Should a line in the entries below contain "date", return that line.
*** Begin section ***
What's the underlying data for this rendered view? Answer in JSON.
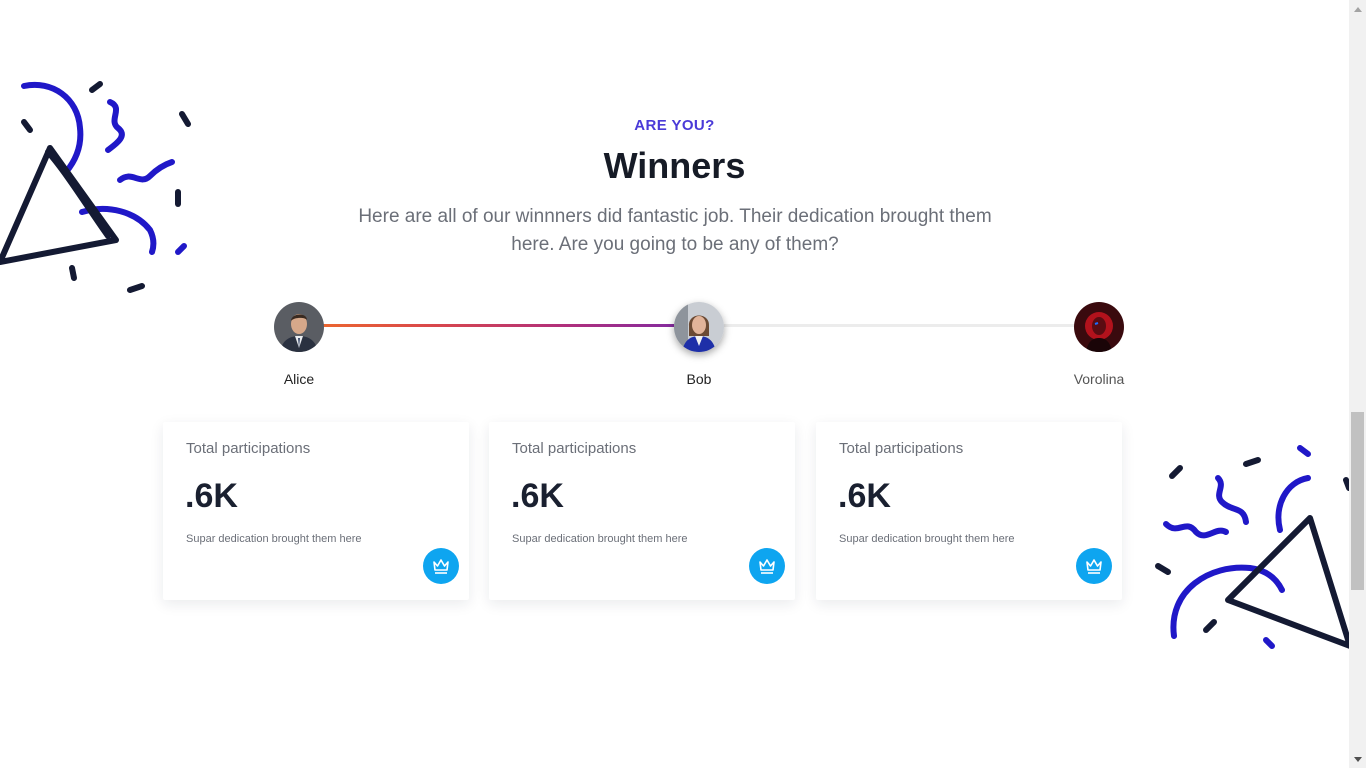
{
  "header": {
    "eyebrow": "ARE YOU?",
    "title": "Winners",
    "subtitle": "Here are all of our winnners did fantastic job. Their dedication brought them here. Are you going to be any of them?"
  },
  "timeline": {
    "progress_fraction": 0.5,
    "gradient_colors": [
      "#ef6c2a",
      "#d9474b",
      "#b02f7c",
      "#7b2aa6"
    ],
    "track_color": "#ececec",
    "winners": [
      {
        "name": "Alice",
        "active": false
      },
      {
        "name": "Bob",
        "active": true
      },
      {
        "name": "Vorolina",
        "active": false
      }
    ]
  },
  "cards": [
    {
      "label": "Total participations",
      "value": ".6K",
      "description": "Supar dedication brought them here",
      "icon": "crown-icon"
    },
    {
      "label": "Total participations",
      "value": ".6K",
      "description": "Supar dedication brought them here",
      "icon": "crown-icon"
    },
    {
      "label": "Total participations",
      "value": ".6K",
      "description": "Supar dedication brought them here",
      "icon": "crown-icon"
    }
  ],
  "colors": {
    "accent": "#4a3ad8",
    "badge": "#0ea5f0",
    "confetti_blue": "#2018c8",
    "confetti_dark": "#141a33"
  }
}
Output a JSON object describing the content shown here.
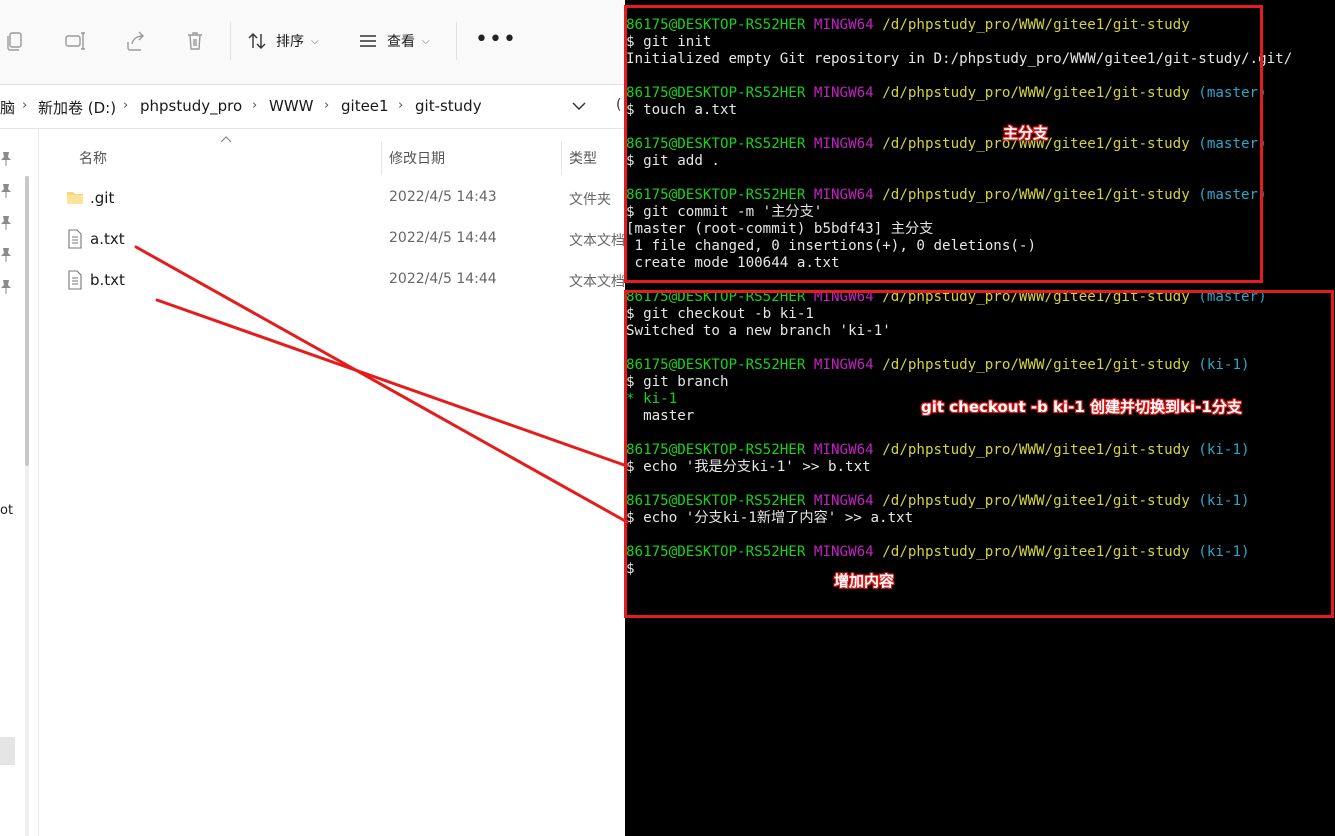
{
  "explorer": {
    "toolbar": {
      "sort_label": "排序",
      "view_label": "查看",
      "more_label": "•••"
    },
    "breadcrumb": [
      "脑",
      "新加卷 (D:)",
      "phpstudy_pro",
      "WWW",
      "gitee1",
      "git-study"
    ],
    "address_edge": "(",
    "nav_partial_text": "ot",
    "columns": {
      "name": "名称",
      "date": "修改日期",
      "type": "类型"
    },
    "files": [
      {
        "name": ".git",
        "date": "2022/4/5 14:43",
        "type": "文件夹",
        "icon": "folder-icon"
      },
      {
        "name": "a.txt",
        "date": "2022/4/5 14:44",
        "type": "文本文档",
        "icon": "text-file-icon"
      },
      {
        "name": "b.txt",
        "date": "2022/4/5 14:44",
        "type": "文本文档",
        "icon": "text-file-icon"
      }
    ]
  },
  "terminal": {
    "prompt_user": "86175@DESKTOP-RS52HER",
    "prompt_sys": "MINGW64",
    "prompt_path": "/d/phpstudy_pro/WWW/gitee1/git-study",
    "lines": [
      {
        "kind": "prompt",
        "branch": ""
      },
      {
        "kind": "text",
        "text": "$ git init"
      },
      {
        "kind": "text",
        "text": "Initialized empty Git repository in D:/phpstudy_pro/WWW/gitee1/git-study/.git/"
      },
      {
        "kind": "blank"
      },
      {
        "kind": "prompt",
        "branch": " (master)"
      },
      {
        "kind": "text",
        "text": "$ touch a.txt"
      },
      {
        "kind": "blank"
      },
      {
        "kind": "prompt",
        "branch": " (master)"
      },
      {
        "kind": "text",
        "text": "$ git add ."
      },
      {
        "kind": "blank"
      },
      {
        "kind": "prompt",
        "branch": " (master)"
      },
      {
        "kind": "text",
        "text": "$ git commit -m '主分支'"
      },
      {
        "kind": "text",
        "text": "[master (root-commit) b5bdf43] 主分支"
      },
      {
        "kind": "text",
        "text": " 1 file changed, 0 insertions(+), 0 deletions(-)"
      },
      {
        "kind": "text",
        "text": " create mode 100644 a.txt"
      },
      {
        "kind": "blank"
      },
      {
        "kind": "prompt",
        "branch": " (master)"
      },
      {
        "kind": "text",
        "text": "$ git checkout -b ki-1"
      },
      {
        "kind": "text",
        "text": "Switched to a new branch 'ki-1'"
      },
      {
        "kind": "blank"
      },
      {
        "kind": "prompt",
        "branch": " (ki-1)"
      },
      {
        "kind": "text",
        "text": "$ git branch"
      },
      {
        "kind": "star",
        "text": "* ki-1"
      },
      {
        "kind": "text",
        "text": "  master"
      },
      {
        "kind": "blank"
      },
      {
        "kind": "prompt",
        "branch": " (ki-1)"
      },
      {
        "kind": "text",
        "text": "$ echo '我是分支ki-1' >> b.txt"
      },
      {
        "kind": "blank"
      },
      {
        "kind": "prompt",
        "branch": " (ki-1)"
      },
      {
        "kind": "text",
        "text": "$ echo '分支ki-1新增了内容' >> a.txt"
      },
      {
        "kind": "blank"
      },
      {
        "kind": "prompt",
        "branch": " (ki-1)"
      },
      {
        "kind": "cursor",
        "text": "$"
      }
    ]
  },
  "annotations": {
    "main_branch_label": "主分支",
    "checkout_note": "git checkout -b ki-1 创建并切换到ki-1分支",
    "added_content_note": "增加内容"
  },
  "colors": {
    "terminal_bg": "#000000",
    "prompt_user": "#17d317",
    "prompt_sys": "#c321c3",
    "prompt_path": "#d3d33a",
    "prompt_branch": "#2aa7c9",
    "annotation_red": "#e41c1c"
  }
}
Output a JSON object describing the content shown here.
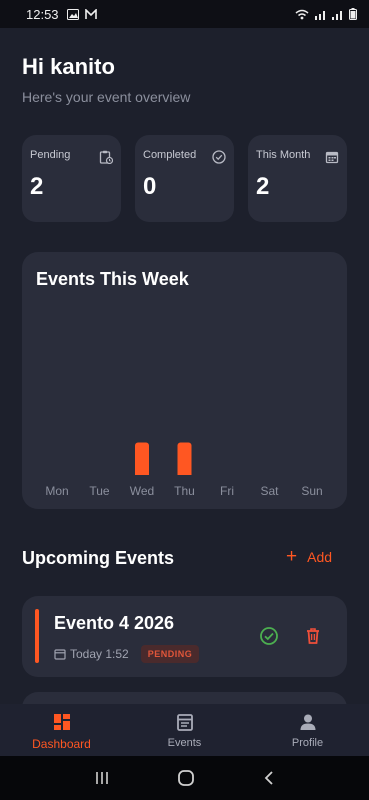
{
  "status": {
    "time": "12:53"
  },
  "header": {
    "greeting": "Hi kanito",
    "subtitle": "Here's your event overview"
  },
  "stats": [
    {
      "label": "Pending",
      "value": "2",
      "icon": "clipboard-clock-icon"
    },
    {
      "label": "Completed",
      "value": "0",
      "icon": "check-circle-icon"
    },
    {
      "label": "This Month",
      "value": "2",
      "icon": "calendar-icon"
    }
  ],
  "chart": {
    "title": "Events This Week"
  },
  "chart_data": {
    "type": "bar",
    "title": "Events This Week",
    "categories": [
      "Mon",
      "Tue",
      "Wed",
      "Thu",
      "Fri",
      "Sat",
      "Sun"
    ],
    "values": [
      0,
      0,
      1,
      1,
      0,
      0,
      0
    ],
    "ylim": [
      0,
      4
    ],
    "grid": false,
    "color": "#ff5722"
  },
  "upcoming": {
    "title": "Upcoming Events",
    "add_label": "Add",
    "events": [
      {
        "title": "Evento 4 2026",
        "time": "Today 1:52",
        "status": "PENDING"
      }
    ]
  },
  "nav": {
    "items": [
      {
        "label": "Dashboard",
        "icon": "dashboard-icon",
        "active": true
      },
      {
        "label": "Events",
        "icon": "events-icon",
        "active": false
      },
      {
        "label": "Profile",
        "icon": "profile-icon",
        "active": false
      }
    ]
  },
  "colors": {
    "accent": "#ff5722",
    "background": "#1d202c",
    "card": "#2a2d3b",
    "success": "#4caf50"
  }
}
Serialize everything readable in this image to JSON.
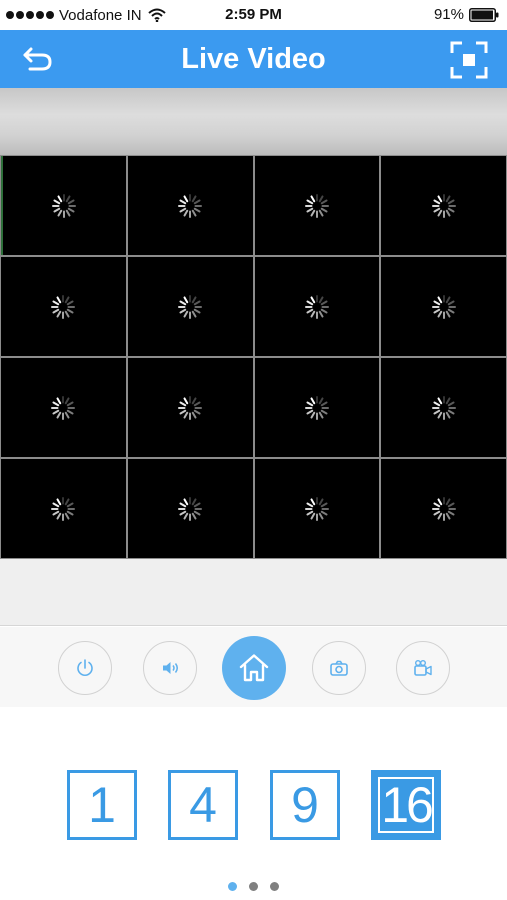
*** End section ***
TASK RESULT |
      "date": "修改日期",
        "date": "2022/4/5 14:43",
        "date": "2022/4/5 14:44",
        "date": "2022/4/5 14:44",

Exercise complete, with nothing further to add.